It was a pretty big week for DC, as they released several great books. Two highly anticipated series saw their debut issues, while another reached its conclusion after two weird years. Oh, and Green Lantern entered a planet that was essentially Lord of the Rings… in space! And for those looking for books from other publishers, there’ll be another edition of this column coming up later today.
The Green Lantern #9
(w) Grant Morrison (a) Liam Sharp (c) Steve Oliff
I should be forthcoming before proceeding any further – I am not a fan of traditional fantasy stories. Hell, I still haven’t seen Return of the King. With that said, the latest installment of Grant Morrison and Liam Sharp’s The Green Lantern has me rethinking that stance. Liam Sharp’s artwork is the real star here, as he has Hal Jordan (complete in ring-constructed medieval armor) take on dragons and get into a fist-fight with an alternate reality Abin Sur. It’s pretty metal. Morrison’s approach to the series, with a bunch of done-in-one installments, has done a great job in shrinking the scale of the stories without sacrificing stakes. It’s a superhero book, so it can be rightfully assumed that the hero will be all right in the end. However, by shrinking the scale of the stories, the next big Green Lantern event will actually feel special, something that has been lacking since the middle of Geoff Johns’ run. But for now, we get to enjoy something truly remarkable in today’s comic landscape – a series of bottle issues that can be casually picked up by anyone.
The Wild Storm #24
(w) Warren Ellis (a) Jon Davis-Hunt (c) Steve Buccellato, John Kalisz
The concluding issue of The Wild Storm is… well… a wild storm. Though the issue worryingly begins with what looks to be a knock-down, drag-out fight with heroes punching their way to victory, it is merely a diversion until the real battle can be won. Warren Ellis and Jon Davis-Hunt’s previous 23 issue has lead up to this moment, in which IO and Skywatch faceoff, with the plucky group of protagonists caught in the middle. While their finally coming together as a reborn version of the Authority is a highlight, it does not compare to the the satisfying comeuppance of the series’ antagonist – a shadowy (though charismatic) figure for whom secrecy is valued gets completely exposed to the world. It’s a stirring reminder that a cunning mind can overcome overwhelming odds. Though it is sad to see The Wild Storm go, Ellis ends the issue with eyes towards the future. Whatever it may hold, it has a high standard to live up to.
Lois Lane #1
(w) Greg Rucka (a) Mike Perkins (c) Paul Mounts

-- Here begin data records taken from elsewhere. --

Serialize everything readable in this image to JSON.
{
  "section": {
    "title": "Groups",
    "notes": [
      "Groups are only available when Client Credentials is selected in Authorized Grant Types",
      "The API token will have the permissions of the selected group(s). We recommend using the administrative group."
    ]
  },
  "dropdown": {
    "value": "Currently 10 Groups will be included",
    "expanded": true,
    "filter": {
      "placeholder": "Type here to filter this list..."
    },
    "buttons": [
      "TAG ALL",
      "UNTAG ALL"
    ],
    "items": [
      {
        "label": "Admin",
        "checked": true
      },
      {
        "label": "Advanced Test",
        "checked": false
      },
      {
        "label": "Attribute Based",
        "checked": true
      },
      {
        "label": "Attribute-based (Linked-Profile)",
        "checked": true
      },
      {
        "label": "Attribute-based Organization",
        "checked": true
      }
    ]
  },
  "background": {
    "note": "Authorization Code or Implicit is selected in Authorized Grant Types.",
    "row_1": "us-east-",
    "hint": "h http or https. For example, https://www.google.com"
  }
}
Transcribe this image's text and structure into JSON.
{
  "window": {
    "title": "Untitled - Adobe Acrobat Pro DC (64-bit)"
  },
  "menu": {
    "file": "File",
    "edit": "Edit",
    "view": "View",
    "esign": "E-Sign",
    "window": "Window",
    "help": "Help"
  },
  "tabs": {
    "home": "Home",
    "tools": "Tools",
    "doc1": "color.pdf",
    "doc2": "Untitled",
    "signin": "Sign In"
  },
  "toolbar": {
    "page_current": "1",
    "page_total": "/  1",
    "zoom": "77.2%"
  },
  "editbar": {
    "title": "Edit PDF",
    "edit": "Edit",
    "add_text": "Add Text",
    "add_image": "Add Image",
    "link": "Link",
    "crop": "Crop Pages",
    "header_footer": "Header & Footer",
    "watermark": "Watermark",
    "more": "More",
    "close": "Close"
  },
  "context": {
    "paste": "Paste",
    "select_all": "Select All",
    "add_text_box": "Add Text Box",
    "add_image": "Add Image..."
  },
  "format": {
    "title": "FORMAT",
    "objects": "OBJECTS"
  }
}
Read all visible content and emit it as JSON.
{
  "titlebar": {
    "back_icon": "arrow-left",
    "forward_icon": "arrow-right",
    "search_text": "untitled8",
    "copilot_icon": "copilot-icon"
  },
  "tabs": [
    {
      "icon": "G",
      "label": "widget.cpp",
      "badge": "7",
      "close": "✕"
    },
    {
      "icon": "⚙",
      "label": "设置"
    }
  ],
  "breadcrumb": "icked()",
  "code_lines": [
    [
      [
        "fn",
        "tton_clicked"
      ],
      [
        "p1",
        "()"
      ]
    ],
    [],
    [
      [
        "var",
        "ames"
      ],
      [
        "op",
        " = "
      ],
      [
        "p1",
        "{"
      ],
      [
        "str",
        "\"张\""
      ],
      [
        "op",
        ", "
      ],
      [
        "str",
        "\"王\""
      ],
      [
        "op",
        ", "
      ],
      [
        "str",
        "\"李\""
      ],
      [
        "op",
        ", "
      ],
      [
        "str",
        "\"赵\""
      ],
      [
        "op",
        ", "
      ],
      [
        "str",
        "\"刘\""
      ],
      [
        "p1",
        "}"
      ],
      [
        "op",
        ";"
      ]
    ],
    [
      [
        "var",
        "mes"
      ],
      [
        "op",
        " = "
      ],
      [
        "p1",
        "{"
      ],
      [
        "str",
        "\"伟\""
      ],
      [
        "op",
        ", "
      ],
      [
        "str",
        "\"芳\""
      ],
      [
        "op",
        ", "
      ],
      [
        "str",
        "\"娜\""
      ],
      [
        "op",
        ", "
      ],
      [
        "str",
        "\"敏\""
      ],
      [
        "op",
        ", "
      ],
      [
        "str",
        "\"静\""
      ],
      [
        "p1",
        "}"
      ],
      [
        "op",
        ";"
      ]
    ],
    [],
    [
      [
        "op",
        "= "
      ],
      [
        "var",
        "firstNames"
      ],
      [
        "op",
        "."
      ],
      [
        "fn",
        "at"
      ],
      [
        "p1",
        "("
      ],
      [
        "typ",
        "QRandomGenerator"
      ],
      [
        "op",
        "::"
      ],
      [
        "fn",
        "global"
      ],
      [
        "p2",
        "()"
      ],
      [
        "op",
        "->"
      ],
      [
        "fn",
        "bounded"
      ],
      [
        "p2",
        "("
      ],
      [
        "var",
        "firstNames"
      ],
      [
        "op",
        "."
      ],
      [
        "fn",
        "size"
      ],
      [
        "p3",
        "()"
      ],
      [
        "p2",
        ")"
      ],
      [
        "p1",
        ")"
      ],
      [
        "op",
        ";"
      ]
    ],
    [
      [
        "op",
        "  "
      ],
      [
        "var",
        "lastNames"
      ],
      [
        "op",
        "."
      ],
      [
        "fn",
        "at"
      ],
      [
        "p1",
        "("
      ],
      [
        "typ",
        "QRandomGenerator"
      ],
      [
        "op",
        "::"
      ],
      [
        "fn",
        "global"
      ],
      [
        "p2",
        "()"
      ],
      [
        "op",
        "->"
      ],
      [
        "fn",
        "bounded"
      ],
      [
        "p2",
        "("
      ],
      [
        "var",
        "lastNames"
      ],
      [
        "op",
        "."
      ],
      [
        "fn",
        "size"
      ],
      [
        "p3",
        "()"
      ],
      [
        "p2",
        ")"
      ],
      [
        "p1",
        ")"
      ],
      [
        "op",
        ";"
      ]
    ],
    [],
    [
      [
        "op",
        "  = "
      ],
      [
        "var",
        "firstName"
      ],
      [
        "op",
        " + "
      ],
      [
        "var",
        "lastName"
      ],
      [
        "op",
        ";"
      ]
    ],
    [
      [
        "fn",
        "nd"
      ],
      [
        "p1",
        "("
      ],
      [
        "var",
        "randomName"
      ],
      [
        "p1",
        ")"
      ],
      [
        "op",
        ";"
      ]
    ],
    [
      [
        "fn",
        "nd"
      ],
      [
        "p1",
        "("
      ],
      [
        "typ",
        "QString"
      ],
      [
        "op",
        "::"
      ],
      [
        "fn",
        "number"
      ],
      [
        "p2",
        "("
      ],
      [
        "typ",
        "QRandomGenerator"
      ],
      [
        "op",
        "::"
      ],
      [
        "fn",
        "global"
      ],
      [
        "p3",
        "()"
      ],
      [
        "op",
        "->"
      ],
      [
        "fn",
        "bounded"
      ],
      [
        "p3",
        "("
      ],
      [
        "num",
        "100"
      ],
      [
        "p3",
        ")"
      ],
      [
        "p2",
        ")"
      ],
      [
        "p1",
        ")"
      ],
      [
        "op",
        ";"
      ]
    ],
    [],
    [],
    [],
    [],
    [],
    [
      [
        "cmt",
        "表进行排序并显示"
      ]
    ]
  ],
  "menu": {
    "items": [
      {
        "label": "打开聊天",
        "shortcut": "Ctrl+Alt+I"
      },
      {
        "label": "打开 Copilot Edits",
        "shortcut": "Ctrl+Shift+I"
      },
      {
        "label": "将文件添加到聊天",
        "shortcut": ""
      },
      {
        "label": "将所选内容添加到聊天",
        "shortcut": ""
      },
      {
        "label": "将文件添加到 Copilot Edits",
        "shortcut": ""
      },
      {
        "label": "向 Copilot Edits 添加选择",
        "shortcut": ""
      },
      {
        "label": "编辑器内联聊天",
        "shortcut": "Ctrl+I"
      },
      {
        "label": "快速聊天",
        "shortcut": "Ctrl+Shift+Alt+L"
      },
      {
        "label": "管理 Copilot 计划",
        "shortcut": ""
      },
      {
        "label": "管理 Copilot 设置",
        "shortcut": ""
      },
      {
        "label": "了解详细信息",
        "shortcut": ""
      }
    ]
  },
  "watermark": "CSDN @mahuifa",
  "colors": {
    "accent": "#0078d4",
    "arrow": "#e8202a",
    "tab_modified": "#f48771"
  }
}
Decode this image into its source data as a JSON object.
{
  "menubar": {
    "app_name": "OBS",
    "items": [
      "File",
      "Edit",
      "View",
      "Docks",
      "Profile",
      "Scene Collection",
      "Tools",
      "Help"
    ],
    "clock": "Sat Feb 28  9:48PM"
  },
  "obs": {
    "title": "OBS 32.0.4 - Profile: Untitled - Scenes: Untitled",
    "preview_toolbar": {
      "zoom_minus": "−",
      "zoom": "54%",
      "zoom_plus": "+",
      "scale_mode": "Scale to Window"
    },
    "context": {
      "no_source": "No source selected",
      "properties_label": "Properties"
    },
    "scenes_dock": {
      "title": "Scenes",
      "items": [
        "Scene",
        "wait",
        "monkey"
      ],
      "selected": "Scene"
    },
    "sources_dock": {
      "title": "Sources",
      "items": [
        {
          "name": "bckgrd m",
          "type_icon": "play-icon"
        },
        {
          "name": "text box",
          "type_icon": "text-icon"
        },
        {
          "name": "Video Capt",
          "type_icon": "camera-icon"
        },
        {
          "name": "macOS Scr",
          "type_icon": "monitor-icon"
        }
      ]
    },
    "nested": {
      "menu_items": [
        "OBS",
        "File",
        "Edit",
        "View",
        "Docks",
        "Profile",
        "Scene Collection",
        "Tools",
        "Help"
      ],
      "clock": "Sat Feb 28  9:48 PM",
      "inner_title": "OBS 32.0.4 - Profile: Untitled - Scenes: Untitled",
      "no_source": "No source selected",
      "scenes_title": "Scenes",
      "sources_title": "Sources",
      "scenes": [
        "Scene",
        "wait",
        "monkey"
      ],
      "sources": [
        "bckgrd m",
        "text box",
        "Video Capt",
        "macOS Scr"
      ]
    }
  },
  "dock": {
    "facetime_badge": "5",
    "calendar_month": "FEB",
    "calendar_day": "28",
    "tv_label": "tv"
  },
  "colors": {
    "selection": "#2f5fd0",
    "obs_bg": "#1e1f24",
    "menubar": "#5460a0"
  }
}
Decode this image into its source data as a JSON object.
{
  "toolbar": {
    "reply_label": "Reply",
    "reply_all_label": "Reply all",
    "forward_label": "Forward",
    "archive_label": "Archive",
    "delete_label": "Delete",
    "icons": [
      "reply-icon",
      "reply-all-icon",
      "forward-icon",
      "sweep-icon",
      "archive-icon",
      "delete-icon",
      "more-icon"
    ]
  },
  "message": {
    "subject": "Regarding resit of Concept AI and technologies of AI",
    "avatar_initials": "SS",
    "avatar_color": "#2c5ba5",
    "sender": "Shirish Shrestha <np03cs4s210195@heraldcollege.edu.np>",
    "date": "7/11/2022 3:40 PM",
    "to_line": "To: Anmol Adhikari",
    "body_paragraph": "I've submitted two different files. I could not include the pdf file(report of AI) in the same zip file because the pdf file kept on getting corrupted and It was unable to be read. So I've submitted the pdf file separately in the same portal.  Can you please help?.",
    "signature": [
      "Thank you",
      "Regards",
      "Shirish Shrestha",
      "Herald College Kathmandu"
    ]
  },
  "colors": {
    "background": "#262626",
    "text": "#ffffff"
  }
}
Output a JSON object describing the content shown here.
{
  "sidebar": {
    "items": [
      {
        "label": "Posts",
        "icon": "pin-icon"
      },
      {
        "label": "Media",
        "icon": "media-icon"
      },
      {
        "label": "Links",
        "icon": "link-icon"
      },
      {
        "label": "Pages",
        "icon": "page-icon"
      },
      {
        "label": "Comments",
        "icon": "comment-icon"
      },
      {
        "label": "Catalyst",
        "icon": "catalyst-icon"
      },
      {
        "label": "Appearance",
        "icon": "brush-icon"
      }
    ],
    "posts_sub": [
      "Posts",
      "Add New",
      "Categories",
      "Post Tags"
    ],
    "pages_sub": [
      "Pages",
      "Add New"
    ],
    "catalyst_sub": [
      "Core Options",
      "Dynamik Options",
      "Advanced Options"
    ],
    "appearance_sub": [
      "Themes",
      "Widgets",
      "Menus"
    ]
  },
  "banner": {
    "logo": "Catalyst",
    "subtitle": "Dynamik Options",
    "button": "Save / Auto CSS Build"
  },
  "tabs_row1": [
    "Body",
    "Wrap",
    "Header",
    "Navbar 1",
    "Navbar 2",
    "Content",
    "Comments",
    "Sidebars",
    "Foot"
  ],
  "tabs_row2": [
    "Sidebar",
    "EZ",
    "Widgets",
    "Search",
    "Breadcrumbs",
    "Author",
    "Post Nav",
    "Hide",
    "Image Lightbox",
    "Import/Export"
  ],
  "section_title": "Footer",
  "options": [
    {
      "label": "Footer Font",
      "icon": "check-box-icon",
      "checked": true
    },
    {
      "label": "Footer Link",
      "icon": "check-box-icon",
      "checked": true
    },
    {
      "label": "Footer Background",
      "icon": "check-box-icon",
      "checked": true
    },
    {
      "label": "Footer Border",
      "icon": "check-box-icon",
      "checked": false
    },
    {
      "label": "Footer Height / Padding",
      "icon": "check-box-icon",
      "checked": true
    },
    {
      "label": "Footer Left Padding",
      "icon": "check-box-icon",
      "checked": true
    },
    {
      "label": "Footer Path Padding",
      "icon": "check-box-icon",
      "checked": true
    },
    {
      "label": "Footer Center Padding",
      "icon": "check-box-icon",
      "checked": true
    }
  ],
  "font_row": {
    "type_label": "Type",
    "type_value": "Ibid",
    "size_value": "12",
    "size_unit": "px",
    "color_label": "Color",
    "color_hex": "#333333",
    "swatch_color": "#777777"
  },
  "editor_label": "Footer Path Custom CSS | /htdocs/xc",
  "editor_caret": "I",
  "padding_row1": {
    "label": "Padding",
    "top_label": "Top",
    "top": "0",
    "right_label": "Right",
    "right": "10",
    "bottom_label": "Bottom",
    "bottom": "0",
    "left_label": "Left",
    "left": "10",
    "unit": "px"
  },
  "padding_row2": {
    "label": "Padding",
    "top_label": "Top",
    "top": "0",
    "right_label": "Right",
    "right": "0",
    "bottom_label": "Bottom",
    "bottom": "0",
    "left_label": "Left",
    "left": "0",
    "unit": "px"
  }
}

In this era of fake news and the U.S. government actively fighting against the free press – one of the foundations of the nation – Lois Lane #1 is exactly the type of comic that is needed. Using one of the most beloved characters in comic history, Greg Rucka takes the Trump administration to task with whip smart dialogue and a strongly crafted narrative. Though certain to irk the “get politics out of my comics” crowd – funny considering the medium’s history – Lois Lane is designed to make readers uncomfortable for the right reasons. It challenges readers to reflect on how they perceive the truth, and to accept that confirmation bias is a major problem with the modern American discourse.
This issue demands an art style to reflect the real world, and the duo of Mike Perkins and Paul Mounts are perfect to bring this story to life. Perkins’ rendering of characters and settings has a tangibility that is rarely seen in superhero comics due to publishers’ preference for a house style. Meanwhile, Mounts’ colors give the pages vivid liveliness. His color choices are not bold, but his technique is flawless, making Lois Lane appear to be a real-life account of a reporter’s experiences. Sadly, those experiences reflect a society collapsing on itself due to infighting and distrust. Lois Lane #1 is a must-read comic that is frighteningly too real.
Doom Patrol: Weight of the Worlds #1
(w) Gerard Way, Jeremy Lambert (a) James Harvey
As enjoyable as I found Gerard Way’s first Doom Patrol series, it did have a problem with cohesiveness. Often disorienting, the series never saw the Doom Patrol acting like the Doom Patrol. Rather, it was the misadventures of randomly thrown together characters. Those problems are immediately remedied in Weight of the Worlds #1, the first in a new batch of Young Animal titles. I don’t want to solely attribute this book’s success to the addition of a co-writer, but it’s hard not to. James Harvey’s artwork is just as gorgeous as previous artist Nick Derrington’s, fully of expressive characters and imaginative settings, but it’s the writing that really has me on board for this new title. The Doom Patrol are a team once more, fixing weird injustices in crazy settings with incredible chemistry between the characters. Finally, we may have a Doom Patrol title that lives up to the legendary Grant Morrision run.